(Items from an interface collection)

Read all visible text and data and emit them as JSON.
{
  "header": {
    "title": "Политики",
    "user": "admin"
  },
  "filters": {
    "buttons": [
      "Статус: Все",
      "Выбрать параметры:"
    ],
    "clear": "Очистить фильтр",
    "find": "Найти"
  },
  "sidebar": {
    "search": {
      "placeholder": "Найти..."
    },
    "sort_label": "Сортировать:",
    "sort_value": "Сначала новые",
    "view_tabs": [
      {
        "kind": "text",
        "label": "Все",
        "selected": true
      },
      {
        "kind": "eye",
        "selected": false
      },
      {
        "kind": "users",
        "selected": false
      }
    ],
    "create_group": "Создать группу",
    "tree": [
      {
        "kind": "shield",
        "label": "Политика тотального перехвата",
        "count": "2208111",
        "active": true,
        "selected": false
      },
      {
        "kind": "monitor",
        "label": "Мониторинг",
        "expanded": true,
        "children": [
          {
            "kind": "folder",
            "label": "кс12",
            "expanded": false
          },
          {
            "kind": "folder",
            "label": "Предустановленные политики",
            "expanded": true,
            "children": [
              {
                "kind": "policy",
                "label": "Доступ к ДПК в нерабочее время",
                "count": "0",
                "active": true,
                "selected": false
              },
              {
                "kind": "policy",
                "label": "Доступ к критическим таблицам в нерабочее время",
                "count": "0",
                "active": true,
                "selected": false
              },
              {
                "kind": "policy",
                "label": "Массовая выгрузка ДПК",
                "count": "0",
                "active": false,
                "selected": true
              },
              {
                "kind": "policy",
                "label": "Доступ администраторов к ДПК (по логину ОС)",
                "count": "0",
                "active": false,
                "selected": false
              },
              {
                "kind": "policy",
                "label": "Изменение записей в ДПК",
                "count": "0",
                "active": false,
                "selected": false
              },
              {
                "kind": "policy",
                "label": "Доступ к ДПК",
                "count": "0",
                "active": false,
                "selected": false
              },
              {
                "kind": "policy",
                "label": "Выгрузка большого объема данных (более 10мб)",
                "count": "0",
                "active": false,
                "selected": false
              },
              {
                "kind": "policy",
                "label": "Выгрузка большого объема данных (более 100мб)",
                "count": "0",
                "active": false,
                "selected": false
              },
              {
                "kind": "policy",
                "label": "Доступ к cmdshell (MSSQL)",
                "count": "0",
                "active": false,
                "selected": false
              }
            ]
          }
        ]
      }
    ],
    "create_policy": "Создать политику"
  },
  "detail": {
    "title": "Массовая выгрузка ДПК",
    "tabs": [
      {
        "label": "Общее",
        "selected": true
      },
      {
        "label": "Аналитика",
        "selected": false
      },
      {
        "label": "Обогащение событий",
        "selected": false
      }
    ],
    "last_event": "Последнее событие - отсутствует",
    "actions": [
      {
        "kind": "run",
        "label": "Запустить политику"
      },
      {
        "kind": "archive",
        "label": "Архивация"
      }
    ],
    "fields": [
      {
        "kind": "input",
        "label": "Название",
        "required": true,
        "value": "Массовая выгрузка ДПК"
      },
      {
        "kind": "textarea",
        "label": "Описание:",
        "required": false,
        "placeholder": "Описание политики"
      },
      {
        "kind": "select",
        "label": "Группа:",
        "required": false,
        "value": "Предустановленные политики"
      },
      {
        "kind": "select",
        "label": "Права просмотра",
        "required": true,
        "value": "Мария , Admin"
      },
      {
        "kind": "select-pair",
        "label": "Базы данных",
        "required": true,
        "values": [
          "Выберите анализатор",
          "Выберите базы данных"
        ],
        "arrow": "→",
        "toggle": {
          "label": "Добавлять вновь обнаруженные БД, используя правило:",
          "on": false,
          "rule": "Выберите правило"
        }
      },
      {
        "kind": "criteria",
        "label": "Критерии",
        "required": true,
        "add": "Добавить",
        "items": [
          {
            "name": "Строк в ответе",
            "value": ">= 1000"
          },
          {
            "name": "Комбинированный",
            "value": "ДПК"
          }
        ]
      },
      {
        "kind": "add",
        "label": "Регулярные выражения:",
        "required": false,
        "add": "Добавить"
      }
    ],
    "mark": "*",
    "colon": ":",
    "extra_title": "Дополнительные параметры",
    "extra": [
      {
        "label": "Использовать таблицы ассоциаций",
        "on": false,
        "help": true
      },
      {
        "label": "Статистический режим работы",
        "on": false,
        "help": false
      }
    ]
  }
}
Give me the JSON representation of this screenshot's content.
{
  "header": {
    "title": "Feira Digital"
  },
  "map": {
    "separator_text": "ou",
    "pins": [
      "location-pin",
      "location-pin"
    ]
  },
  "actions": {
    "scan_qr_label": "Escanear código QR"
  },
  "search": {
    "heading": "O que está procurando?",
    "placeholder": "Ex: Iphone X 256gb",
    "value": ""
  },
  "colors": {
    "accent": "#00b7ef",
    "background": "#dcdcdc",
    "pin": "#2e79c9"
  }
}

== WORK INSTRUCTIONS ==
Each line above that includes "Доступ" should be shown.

== YOUR RESPONSE ==
                "label": "Доступ к ДПК в нерабочее время",
                "label": "Доступ к критическим таблицам в нерабочее время",
                "label": "Доступ администраторов к ДПК (по логину ОС)",
                "label": "Доступ к ДПК",
                "label": "Доступ к cmdshell (MSSQL)",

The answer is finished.